So which machine offers the best variability, Stationary Bike or Treadmill?
Can’t decide between a stationary bike and a treadmill? Fortunately, they both offer an array of programs to keep you interested. However, if you want to change it up from time to time, look for the type that allows you to set your own workout length or the number of calories burned.
This way, you can avoid getting bored with your workout regimen.
One of the best things about a treadmill is that you can choose how fast or slow it goes, whereas, on a bike, you are limited to how fast the pedals spin. If running for a long period of time isn’t your style, but uphill and downhill runs are, then maybe pick a treadmill over an exercise bike.
Stationary Bike vs Treadmill Which is Suitable for Apartment?
Either of these two machines can easily be stored when not in use. Stationary bikes will take up less space, but they may be louder depending on the model you choose (you don’t want to annoy your neighbors).
Some treadmills fold up so that you can lean them up against a wall when they’re not being used. This is convenient if you live in a small space and don’t want to devote an entire room to exercise equipment.
There are many benefits of using a stationary bike over the treadmill. The first benefit is that it has less impact on your joints and bones than running does. Second, you can still get an aerobic workout with a stationary bike instead of just walking or jogging, which will not provide any cardio fitness benefits.

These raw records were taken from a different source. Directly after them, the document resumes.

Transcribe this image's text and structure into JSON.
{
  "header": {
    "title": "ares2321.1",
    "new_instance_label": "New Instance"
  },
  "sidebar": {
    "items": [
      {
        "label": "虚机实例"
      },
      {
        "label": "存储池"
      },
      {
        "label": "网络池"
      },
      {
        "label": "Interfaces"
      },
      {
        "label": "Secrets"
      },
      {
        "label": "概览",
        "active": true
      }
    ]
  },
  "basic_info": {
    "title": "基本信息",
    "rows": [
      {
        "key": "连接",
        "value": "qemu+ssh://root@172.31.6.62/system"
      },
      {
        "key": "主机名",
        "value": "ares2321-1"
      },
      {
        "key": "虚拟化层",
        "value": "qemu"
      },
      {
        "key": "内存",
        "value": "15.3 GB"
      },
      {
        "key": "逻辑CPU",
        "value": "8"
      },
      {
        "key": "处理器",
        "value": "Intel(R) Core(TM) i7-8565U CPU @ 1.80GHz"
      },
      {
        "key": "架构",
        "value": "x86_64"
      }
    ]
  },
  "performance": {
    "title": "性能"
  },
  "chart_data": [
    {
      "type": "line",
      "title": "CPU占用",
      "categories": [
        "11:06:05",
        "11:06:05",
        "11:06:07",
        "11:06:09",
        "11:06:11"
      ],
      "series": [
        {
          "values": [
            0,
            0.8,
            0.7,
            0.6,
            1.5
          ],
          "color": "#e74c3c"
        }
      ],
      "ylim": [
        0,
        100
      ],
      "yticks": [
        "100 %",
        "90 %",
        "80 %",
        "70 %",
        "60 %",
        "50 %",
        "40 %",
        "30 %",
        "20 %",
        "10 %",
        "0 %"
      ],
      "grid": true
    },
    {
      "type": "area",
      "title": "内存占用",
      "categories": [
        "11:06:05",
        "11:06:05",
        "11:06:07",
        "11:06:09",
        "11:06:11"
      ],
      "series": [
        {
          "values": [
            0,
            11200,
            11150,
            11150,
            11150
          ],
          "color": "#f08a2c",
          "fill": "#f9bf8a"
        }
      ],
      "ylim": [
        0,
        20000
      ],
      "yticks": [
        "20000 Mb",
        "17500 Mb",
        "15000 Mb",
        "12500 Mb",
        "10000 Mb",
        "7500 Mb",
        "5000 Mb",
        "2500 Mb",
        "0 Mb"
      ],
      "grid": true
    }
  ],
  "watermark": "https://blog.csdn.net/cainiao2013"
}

Thirdly, you don’t need much space for a bicycle compared to how big and bulky treadmills tend to be. Finally, bicycling offers more flexibility in speed options, while treadmills offer only one general pace option (unless they’re programmed).